### EXERCISE AIM
A faithful copy of all the records is needed, with the pictures omitted.

### DATA TO EXAMINE

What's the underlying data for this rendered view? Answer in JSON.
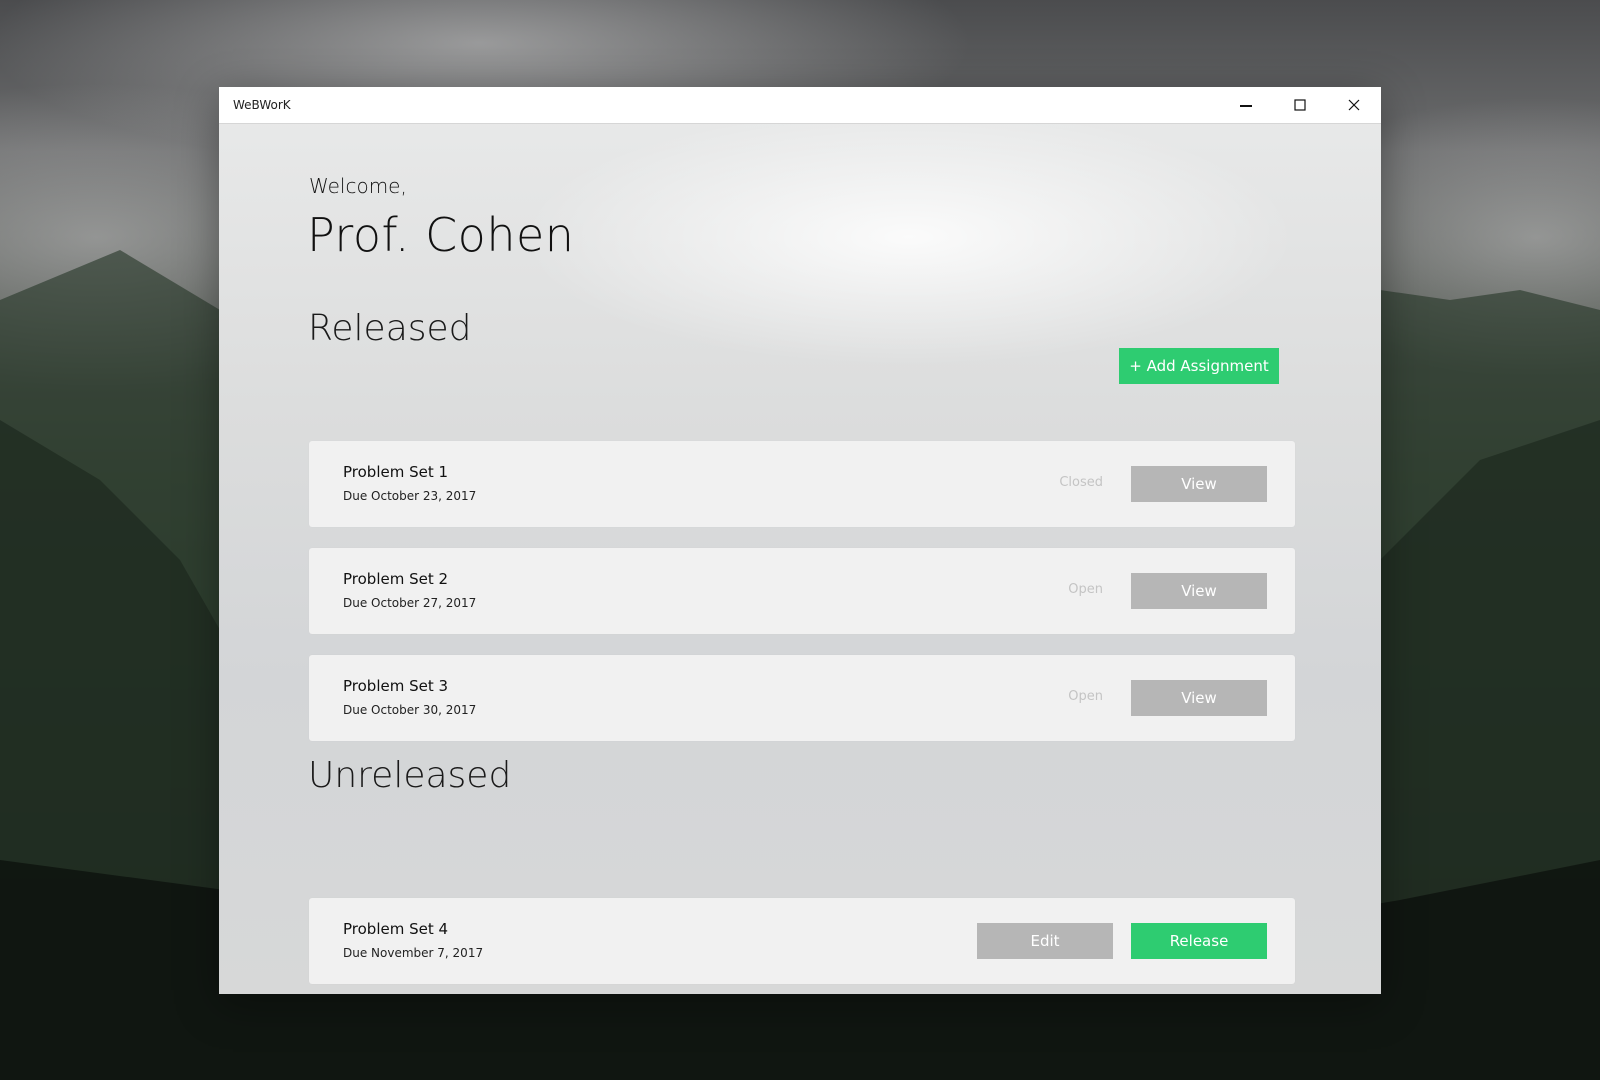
{
  "app": {
    "title": "WeBWorK"
  },
  "header": {
    "welcome": "Welcome,",
    "name": "Prof. Cohen"
  },
  "released": {
    "title": "Released",
    "add_button": "+ Add Assignment",
    "items": [
      {
        "name": "Problem Set 1",
        "due": "Due October 23, 2017",
        "status": "Closed",
        "action": "View"
      },
      {
        "name": "Problem Set 2",
        "due": "Due October 27, 2017",
        "status": "Open",
        "action": "View"
      },
      {
        "name": "Problem Set 3",
        "due": "Due October 30, 2017",
        "status": "Open",
        "action": "View"
      }
    ]
  },
  "unreleased": {
    "title": "Unreleased",
    "items": [
      {
        "name": "Problem Set 4",
        "due": "Due November 7, 2017",
        "edit": "Edit",
        "release": "Release"
      }
    ]
  },
  "colors": {
    "accent_green": "#2ecc71",
    "button_gray": "#b6b6b6",
    "card_bg": "#f1f1f1"
  },
  "icons": {
    "minimize": "minimize-icon",
    "maximize": "maximize-icon",
    "close": "close-icon"
  }
}
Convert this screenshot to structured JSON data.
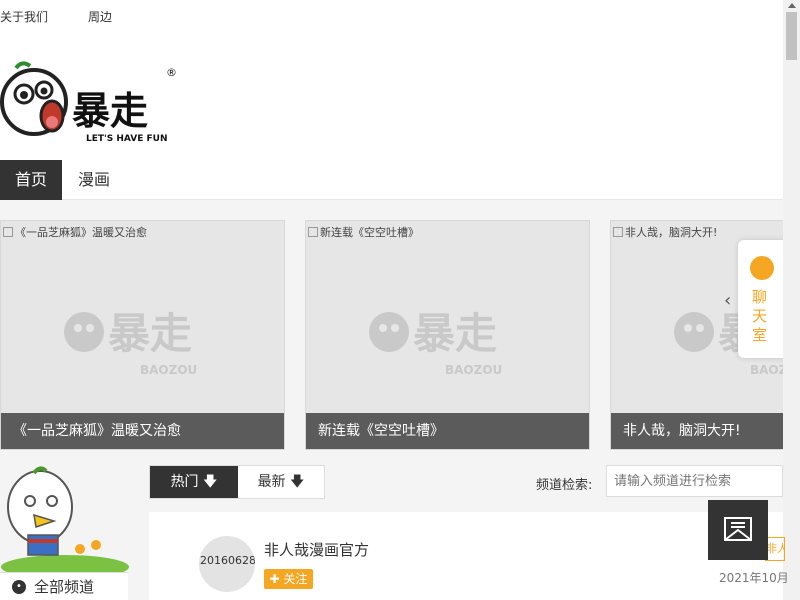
{
  "topbar": {
    "about": "关于我们",
    "merch": "周边"
  },
  "logo": {
    "title": "暴走",
    "slogan": "LET'S HAVE FUN",
    "reg": "®"
  },
  "nav": {
    "tabs": [
      {
        "label": "首页"
      },
      {
        "label": "漫画"
      }
    ]
  },
  "banners": [
    {
      "alt": "《一品芝麻狐》温暖又治愈",
      "caption": "《一品芝麻狐》温暖又治愈",
      "watermark": "BAOZOU"
    },
    {
      "alt": "新连载《空空吐槽》",
      "caption": "新连载《空空吐槽》",
      "watermark": "BAOZOU"
    },
    {
      "alt": "非人哉，脑洞大开!",
      "caption": "非人哉，脑洞大开!",
      "watermark": "BAOZOU"
    }
  ],
  "chat": {
    "label": "聊天室"
  },
  "sort": {
    "hot": "热门",
    "latest": "最新"
  },
  "search": {
    "label": "频道检索:",
    "placeholder": "请输入频道进行检索"
  },
  "sidebar": {
    "all_channels": "全部频道"
  },
  "feed": [
    {
      "avatar_alt": "20160628",
      "name": "非人哉漫画官方",
      "follow": "关注",
      "date": "2021年10月",
      "badge": "非人"
    }
  ],
  "colors": {
    "accent": "#f5a623",
    "dark": "#333333"
  }
}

### SOLUTION TO THIS PROBLEM
What's the underlying data for this rendered view? Answer in JSON.
{
  "app": {
    "title": "WeBWorK"
  },
  "header": {
    "welcome": "Welcome,",
    "name": "Prof. Cohen"
  },
  "released": {
    "title": "Released",
    "add_button": "+ Add Assignment",
    "items": [
      {
        "name": "Problem Set 1",
        "due": "Due October 23, 2017",
        "status": "Closed",
        "action": "View"
      },
      {
        "name": "Problem Set 2",
        "due": "Due October 27, 2017",
        "status": "Open",
        "action": "View"
      },
      {
        "name": "Problem Set 3",
        "due": "Due October 30, 2017",
        "status": "Open",
        "action": "View"
      }
    ]
  },
  "unreleased": {
    "title": "Unreleased",
    "items": [
      {
        "name": "Problem Set 4",
        "due": "Due November 7, 2017",
        "edit": "Edit",
        "release": "Release"
      }
    ]
  },
  "colors": {
    "accent_green": "#2ecc71",
    "button_gray": "#b6b6b6",
    "card_bg": "#f1f1f1"
  },
  "icons": {
    "minimize": "minimize-icon",
    "maximize": "maximize-icon",
    "close": "close-icon"
  }
}
Convert this screenshot to structured JSON data.
{
  "topbar": {
    "about": "关于我们",
    "merch": "周边"
  },
  "logo": {
    "title": "暴走",
    "slogan": "LET'S HAVE FUN",
    "reg": "®"
  },
  "nav": {
    "tabs": [
      {
        "label": "首页"
      },
      {
        "label": "漫画"
      }
    ]
  },
  "banners": [
    {
      "alt": "《一品芝麻狐》温暖又治愈",
      "caption": "《一品芝麻狐》温暖又治愈",
      "watermark": "BAOZOU"
    },
    {
      "alt": "新连载《空空吐槽》",
      "caption": "新连载《空空吐槽》",
      "watermark": "BAOZOU"
    },
    {
      "alt": "非人哉，脑洞大开!",
      "caption": "非人哉，脑洞大开!",
      "watermark": "BAOZOU"
    }
  ],
  "chat": {
    "label": "聊天室"
  },
  "sort": {
    "hot": "热门",
    "latest": "最新"
  },
  "search": {
    "label": "频道检索:",
    "placeholder": "请输入频道进行检索"
  },
  "sidebar": {
    "all_channels": "全部频道"
  },
  "feed": [
    {
      "avatar_alt": "20160628",
      "name": "非人哉漫画官方",
      "follow": "关注",
      "date": "2021年10月",
      "badge": "非人"
    }
  ],
  "colors": {
    "accent": "#f5a623",
    "dark": "#333333"
  }
}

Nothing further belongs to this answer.